Tuned in: Rolling Stones, Sympathy for the Devil
Halloween traditions have their early origins rooted in pagan customs from Celtic-speaking countries and Celtic Christianity. It is believed that the Celtic festival of Samhain, pronounced Sahwin, and Old Irish for ‘summer’s end’ marked the close of harvest and the beginning of the winter months, a time representing death. It was held on or between October 31 and November 1. For the Celts the night of Samhain allowed the spirits of the dead to return to earth to destroy crops and make mischief.
The word Halloween connects to Christian holy days. Halloween (Hallowe’en) means ‘hallowed’ or ‘holy’ evening. Derived from a Scottish term All Hallows’ Eve (the evening before All Hallows’ Day or All Saints’ Day on November 1) ‘the word ‘eve’ is even in Scots and is contracted to e’en or as we better know it, een.’ In time the All, s from Hallows, and v from even was dropped and evolved into Halloween.
All Martyrs Day originated in AD 609 with Pope Boniface and was first celebrated on May 13. By the eighth century it had become All Saints Day and switched by the Catholic Church to November 1 (the same date as Samhain), ‘in order to lessen the number of pilgrims flocking to Rome for this holy day in the summer.’
Different Halloween Symbols have developed over time. One well-known symbol is the Jack-O-Lantern. Traditionally, reaching back to the 1700’s, turnips were ‘hollowed out to act as lanterns and often carved with grotesque faces to represent spirits or goblins.’ Guisers, people who moved from house to house in costume or disguise, in order to hide themselves from spirits, ghosts and fairies, carried them. Part of the ritual was to play pranks or sing songs for food on All Hallows Eve to ward off evil spirits. The Jack-O-Lantern became an American tradition brought by Irish and Scottish immigrants and the pumpkin replaced the turnip. The Jack-O-Lantern is also connected to a few Irish Christian folk tales.
One story tells of Jack, a shrewd farmer ‘after a night of drinking meets the Devil who he tricks into climbing a tree. The quick thinking Jack then carves a cross into the trunk of the tree, trapping the devil. Jack strikes a bargain that the Devil can never claim his soul. When Jack dies, he is refused entry into Heaven because of his sinful ways. Keeping his promise, the Devil refuses to let Jack enter hell and throws a live coal straight from the fires of hell at him. A cold night, Jack places the coal into a hollowed turnip to stop it from going out, and ever since, Jack and his lantern have roamed the earth, looking for a place to rest.’
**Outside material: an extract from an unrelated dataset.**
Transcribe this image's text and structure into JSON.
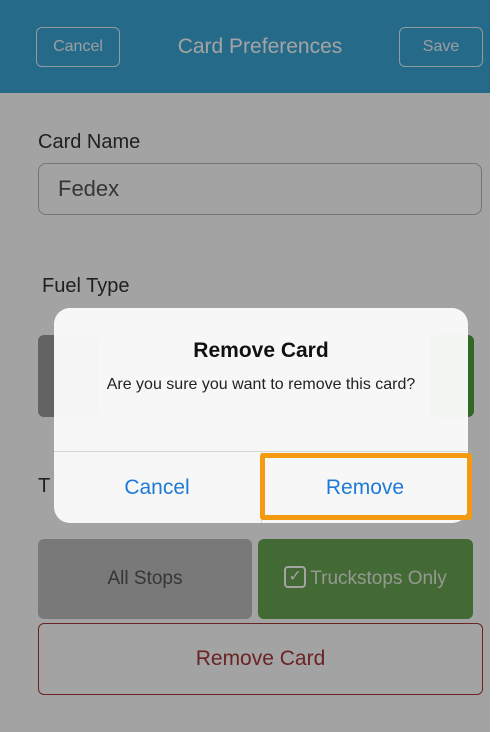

A second version of the story tells that ‘Jack was being chased by villagers from whom he had stolen, when he met the Devil, who claimed it was time for him to die. However, the clever thief stalled his death by tempting the Devil with a chance to torment the church-going villagers chasing him. Jack told the Devil to turn himself into a coin with which he would pay for the stolen goods. Later, when the Devil/coin disappeared, the villagers would fight over who had stolen it. The Devil agreed and turned himself into the coin and jumped into Jack’s wallet only to find himself next to a cross. Jack shut the wallet tight and the cross stripped the Devil of his powers and he was trapped.’ This version ends like the first with Jack bargaining the Devil’s freedom for his soul, and upon his death, Jack is barred from Heaven and Hell. When Jack complains that he has no light to see his way, the Devil mockingly tosses him an ember from the fires of Hell that will never burn out. Jack carves out a turnip, places the ember inside and begins to roam the earth for a resting place.’ This is how he became Jack-O-Lantern.
Do you have a favorite Halloween trick or treat? Mine—Taffy Apples!!
Online Etymology Dictionary: Halloween ; The Oxford English Dictionary (2nd ed.) Oxford University Press 1989
Donnelly, Mark P. and Diehl, Daniel. Medieval Celebrations. Stackpole Books, 2011